• _How to complete this task_
Give back the entries verbatim.

Start of Data to use

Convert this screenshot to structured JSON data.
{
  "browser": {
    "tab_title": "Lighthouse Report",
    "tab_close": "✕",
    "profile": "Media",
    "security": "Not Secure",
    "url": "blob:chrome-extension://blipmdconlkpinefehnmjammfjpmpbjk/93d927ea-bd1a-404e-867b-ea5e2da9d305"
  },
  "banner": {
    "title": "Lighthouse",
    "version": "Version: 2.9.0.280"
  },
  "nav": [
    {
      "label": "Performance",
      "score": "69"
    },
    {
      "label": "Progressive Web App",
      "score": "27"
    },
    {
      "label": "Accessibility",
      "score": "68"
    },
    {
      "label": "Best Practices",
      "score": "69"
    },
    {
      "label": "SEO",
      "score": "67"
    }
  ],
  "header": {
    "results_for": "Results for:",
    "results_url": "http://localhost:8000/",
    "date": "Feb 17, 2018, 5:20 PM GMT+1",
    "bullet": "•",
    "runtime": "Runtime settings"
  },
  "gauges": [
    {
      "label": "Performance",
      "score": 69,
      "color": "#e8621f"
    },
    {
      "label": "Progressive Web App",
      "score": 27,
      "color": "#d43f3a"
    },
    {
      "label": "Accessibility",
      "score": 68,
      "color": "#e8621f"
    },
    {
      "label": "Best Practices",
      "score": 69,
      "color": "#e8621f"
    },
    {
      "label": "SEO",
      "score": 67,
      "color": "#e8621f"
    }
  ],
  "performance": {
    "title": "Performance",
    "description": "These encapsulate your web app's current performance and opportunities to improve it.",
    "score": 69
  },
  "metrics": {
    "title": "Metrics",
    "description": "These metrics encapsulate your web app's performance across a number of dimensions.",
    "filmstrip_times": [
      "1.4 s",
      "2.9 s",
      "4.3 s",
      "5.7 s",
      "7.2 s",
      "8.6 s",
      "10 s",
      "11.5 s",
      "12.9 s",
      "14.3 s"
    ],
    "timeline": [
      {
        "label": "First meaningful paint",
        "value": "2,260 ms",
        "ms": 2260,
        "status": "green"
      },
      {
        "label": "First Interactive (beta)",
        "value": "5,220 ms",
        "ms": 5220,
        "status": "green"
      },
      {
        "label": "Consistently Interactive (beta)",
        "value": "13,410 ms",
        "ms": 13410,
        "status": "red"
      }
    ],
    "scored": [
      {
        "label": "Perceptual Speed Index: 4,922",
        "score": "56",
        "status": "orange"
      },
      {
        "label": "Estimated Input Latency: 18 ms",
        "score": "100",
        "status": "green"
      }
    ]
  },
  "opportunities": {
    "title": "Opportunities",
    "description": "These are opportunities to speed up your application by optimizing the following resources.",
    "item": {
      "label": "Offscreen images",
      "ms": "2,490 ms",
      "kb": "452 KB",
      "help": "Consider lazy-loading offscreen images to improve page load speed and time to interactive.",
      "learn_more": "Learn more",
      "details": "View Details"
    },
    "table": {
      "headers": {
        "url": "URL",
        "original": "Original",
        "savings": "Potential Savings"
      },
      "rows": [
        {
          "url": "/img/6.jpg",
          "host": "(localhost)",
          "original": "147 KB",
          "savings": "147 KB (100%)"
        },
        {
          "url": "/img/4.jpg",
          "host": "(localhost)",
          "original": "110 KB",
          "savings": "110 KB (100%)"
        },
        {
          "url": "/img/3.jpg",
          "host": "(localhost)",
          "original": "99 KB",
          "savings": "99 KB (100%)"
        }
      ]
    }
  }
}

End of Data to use

• _Final answer_
Convert this screenshot to structured JSON data.
{
  "browser": {
    "tab_title": "Lighthouse Report",
    "tab_close": "✕",
    "profile": "Media",
    "security": "Not Secure",
    "url": "blob:chrome-extension://blipmdconlkpinefehnmjammfjpmpbjk/93d927ea-bd1a-404e-867b-ea5e2da9d305"
  },
  "banner": {
    "title": "Lighthouse",
    "version": "Version: 2.9.0.280"
  },
  "nav": [
    {
      "label": "Performance",
      "score": "69"
    },
    {
      "label": "Progressive Web App",
      "score": "27"
    },
    {
      "label": "Accessibility",
      "score": "68"
    },
    {
      "label": "Best Practices",
      "score": "69"
    },
    {
      "label": "SEO",
      "score": "67"
    }
  ],
  "header": {
    "results_for": "Results for:",
    "results_url": "http://localhost:8000/",
    "date": "Feb 17, 2018, 5:20 PM GMT+1",
    "bullet": "•",
    "runtime": "Runtime settings"
  },
  "gauges": [
    {
      "label": "Performance",
      "score": 69,
      "color": "#e8621f"
    },
    {
      "label": "Progressive Web App",
      "score": 27,
      "color": "#d43f3a"
    },
    {
      "label": "Accessibility",
      "score": 68,
      "color": "#e8621f"
    },
    {
      "label": "Best Practices",
      "score": 69,
      "color": "#e8621f"
    },
    {
      "label": "SEO",
      "score": 67,
      "color": "#e8621f"
    }
  ],
  "performance": {
    "title": "Performance",
    "description": "These encapsulate your web app's current performance and opportunities to improve it.",
    "score": 69
  },
  "metrics": {
    "title": "Metrics",
    "description": "These metrics encapsulate your web app's performance across a number of dimensions.",
    "filmstrip_times": [
      "1.4 s",
      "2.9 s",
      "4.3 s",
      "5.7 s",
      "7.2 s",
      "8.6 s",
      "10 s",
      "11.5 s",
      "12.9 s",
      "14.3 s"
    ],
    "timeline": [
      {
        "label": "First meaningful paint",
        "value": "2,260 ms",
        "ms": 2260,
        "status": "green"
      },
      {
        "label": "First Interactive (beta)",
        "value": "5,220 ms",
        "ms": 5220,
        "status": "green"
      },
      {
        "label": "Consistently Interactive (beta)",
        "value": "13,410 ms",
        "ms": 13410,
        "status": "red"
      }
    ],
    "scored": [
      {
        "label": "Perceptual Speed Index: 4,922",
        "score": "56",
        "status": "orange"
      },
      {
        "label": "Estimated Input Latency: 18 ms",
        "score": "100",
        "status": "green"
      }
    ]
  },
  "opportunities": {
    "title": "Opportunities",
    "description": "These are opportunities to speed up your application by optimizing the following resources.",
    "item": {
      "label": "Offscreen images",
      "ms": "2,490 ms",
      "kb": "452 KB",
      "help": "Consider lazy-loading offscreen images to improve page load speed and time to interactive.",
      "learn_more": "Learn more",
      "details": "View Details"
    },
    "table": {
      "headers": {
        "url": "URL",
        "original": "Original",
        "savings": "Potential Savings"
      },
      "rows": [
        {
          "url": "/img/6.jpg",
          "host": "(localhost)",
          "original": "147 KB",
          "savings": "147 KB (100%)"
        },
        {
          "url": "/img/4.jpg",
          "host": "(localhost)",
          "original": "110 KB",
          "savings": "110 KB (100%)"
        },
        {
          "url": "/img/3.jpg",
          "host": "(localhost)",
          "original": "99 KB",
          "savings": "99 KB (100%)"
        }
      ]
    }
  }
}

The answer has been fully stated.